2 Peter the Great Saint-Petersburg Polytechnic University, Politekhnicheskaya, 29, Saint-Petersburg, 195251, Russia
Scientific and fundamental metrology concerns the development of new measurement methods. Technology development evaluates in the emergence of new devices, methods and techniques, allowing to obtain spatial and geometric information about constructions with greater accuracy and less labour- and time-consumption. Applied metrology concerns the application of measurement science to their use in society. Such information is of great importance, since the use of these data can provide, for example, a complete view of the construction project documentation accuracy or will allow for further structure and facility monitoring, deviations of structures from the design project, sediment and overall construction state. Another important application is the imprinting objects, in particular listed buildings, in order to preserve their appearance, meaning the use of this data in the restoration or rehabilitation facilities. During the subsequent processing information can be transformed into other forms of fixation like drawings and three-dimensional model. Metrology has thrived at the interface between science and manufacturing. Particularly, Laser scanning and Photogrammetry methods found their wide application in solving practical tasks in architecture and building construction. These are the most common methods of obtaining this information.
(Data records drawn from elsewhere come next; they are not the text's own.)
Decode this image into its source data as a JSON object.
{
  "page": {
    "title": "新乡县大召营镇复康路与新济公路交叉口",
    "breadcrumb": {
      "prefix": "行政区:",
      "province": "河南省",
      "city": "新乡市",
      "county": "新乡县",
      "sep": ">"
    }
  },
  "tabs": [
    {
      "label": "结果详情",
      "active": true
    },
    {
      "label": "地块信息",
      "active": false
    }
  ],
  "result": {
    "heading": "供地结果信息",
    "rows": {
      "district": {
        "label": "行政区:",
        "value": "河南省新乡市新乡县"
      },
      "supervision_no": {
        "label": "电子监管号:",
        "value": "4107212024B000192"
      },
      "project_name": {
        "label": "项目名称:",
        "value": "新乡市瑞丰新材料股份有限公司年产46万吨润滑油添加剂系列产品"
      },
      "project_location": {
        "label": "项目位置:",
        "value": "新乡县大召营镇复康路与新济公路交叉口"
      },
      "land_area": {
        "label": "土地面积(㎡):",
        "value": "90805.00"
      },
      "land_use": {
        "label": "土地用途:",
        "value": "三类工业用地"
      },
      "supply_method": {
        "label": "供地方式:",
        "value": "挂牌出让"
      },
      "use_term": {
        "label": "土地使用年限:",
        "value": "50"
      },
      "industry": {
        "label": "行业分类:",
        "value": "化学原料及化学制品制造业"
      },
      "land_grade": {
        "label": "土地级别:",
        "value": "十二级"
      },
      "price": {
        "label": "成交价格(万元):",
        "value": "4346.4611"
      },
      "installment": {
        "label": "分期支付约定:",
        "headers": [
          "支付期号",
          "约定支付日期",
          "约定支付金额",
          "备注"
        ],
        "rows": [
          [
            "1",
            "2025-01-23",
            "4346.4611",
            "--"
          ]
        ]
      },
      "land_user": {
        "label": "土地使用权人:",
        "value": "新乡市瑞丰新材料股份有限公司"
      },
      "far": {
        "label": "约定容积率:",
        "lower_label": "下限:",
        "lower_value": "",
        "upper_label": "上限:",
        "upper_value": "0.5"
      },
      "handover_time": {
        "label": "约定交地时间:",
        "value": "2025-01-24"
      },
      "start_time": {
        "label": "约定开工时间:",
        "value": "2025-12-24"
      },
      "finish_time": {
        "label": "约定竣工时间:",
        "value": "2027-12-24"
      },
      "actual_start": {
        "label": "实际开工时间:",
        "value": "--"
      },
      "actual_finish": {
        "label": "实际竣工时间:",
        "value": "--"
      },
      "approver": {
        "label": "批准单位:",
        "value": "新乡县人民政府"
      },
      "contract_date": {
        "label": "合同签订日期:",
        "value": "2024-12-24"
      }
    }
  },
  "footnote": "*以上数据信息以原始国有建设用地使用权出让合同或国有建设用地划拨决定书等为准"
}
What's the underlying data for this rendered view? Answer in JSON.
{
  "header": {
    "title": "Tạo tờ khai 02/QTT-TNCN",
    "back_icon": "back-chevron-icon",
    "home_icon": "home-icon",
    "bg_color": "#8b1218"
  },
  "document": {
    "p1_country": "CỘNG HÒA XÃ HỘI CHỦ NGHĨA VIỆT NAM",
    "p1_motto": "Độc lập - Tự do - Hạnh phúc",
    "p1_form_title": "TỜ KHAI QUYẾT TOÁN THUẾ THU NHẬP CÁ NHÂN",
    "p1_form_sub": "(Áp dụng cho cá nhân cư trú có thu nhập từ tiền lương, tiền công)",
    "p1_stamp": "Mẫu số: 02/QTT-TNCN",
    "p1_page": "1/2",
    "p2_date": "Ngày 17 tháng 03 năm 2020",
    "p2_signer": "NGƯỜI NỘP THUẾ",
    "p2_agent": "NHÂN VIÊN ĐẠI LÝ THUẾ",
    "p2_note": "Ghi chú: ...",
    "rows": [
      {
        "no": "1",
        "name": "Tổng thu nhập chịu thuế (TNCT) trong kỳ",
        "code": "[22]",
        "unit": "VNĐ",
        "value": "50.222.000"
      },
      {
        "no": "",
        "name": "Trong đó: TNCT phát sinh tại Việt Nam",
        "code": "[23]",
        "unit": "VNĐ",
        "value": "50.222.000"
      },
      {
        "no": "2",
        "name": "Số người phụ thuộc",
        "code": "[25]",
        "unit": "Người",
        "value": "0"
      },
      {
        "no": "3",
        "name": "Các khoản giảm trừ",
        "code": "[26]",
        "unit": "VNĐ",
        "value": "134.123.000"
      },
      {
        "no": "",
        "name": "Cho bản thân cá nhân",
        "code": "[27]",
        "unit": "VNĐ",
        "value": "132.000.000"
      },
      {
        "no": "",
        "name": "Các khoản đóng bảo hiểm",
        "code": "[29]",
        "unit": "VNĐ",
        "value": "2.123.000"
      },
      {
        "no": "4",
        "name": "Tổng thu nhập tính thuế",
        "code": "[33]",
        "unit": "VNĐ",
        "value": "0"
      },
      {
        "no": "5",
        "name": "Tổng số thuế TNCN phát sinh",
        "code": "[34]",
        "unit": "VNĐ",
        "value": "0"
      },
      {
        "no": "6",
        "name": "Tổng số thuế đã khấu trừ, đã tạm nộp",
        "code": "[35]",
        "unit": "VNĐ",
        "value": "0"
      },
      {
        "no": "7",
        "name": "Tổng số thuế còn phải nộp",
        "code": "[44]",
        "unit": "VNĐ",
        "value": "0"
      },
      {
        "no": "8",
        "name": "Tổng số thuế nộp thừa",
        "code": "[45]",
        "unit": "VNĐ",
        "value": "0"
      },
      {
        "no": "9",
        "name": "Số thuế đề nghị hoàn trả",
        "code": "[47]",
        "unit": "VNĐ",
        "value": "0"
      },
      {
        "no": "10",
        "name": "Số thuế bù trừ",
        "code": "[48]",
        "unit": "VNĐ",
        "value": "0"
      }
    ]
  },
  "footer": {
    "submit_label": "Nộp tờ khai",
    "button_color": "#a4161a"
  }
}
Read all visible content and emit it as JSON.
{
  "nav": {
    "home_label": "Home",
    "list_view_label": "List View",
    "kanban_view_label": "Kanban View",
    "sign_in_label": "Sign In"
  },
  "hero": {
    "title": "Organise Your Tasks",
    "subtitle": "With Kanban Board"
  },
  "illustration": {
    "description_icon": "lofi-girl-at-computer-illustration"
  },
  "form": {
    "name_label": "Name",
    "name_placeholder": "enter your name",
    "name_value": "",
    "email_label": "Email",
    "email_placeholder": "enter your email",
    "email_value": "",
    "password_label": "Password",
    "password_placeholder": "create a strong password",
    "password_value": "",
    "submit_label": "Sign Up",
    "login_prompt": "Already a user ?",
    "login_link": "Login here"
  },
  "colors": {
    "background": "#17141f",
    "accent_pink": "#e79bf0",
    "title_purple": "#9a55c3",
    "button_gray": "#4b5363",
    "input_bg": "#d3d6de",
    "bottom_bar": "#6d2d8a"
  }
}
The article presents the description of both methods and discusses their advantages and disadvantages, as well as aspects, which determine the use of a particular method in different situations.
© The Authors, published by EDP Sciences, 2016
This is an Open Access article distributed under the terms of the Creative Commons Attribution License 4.0, which permits unrestricted use, distribution, and reproduction in any medium, provided the original work is properly cited.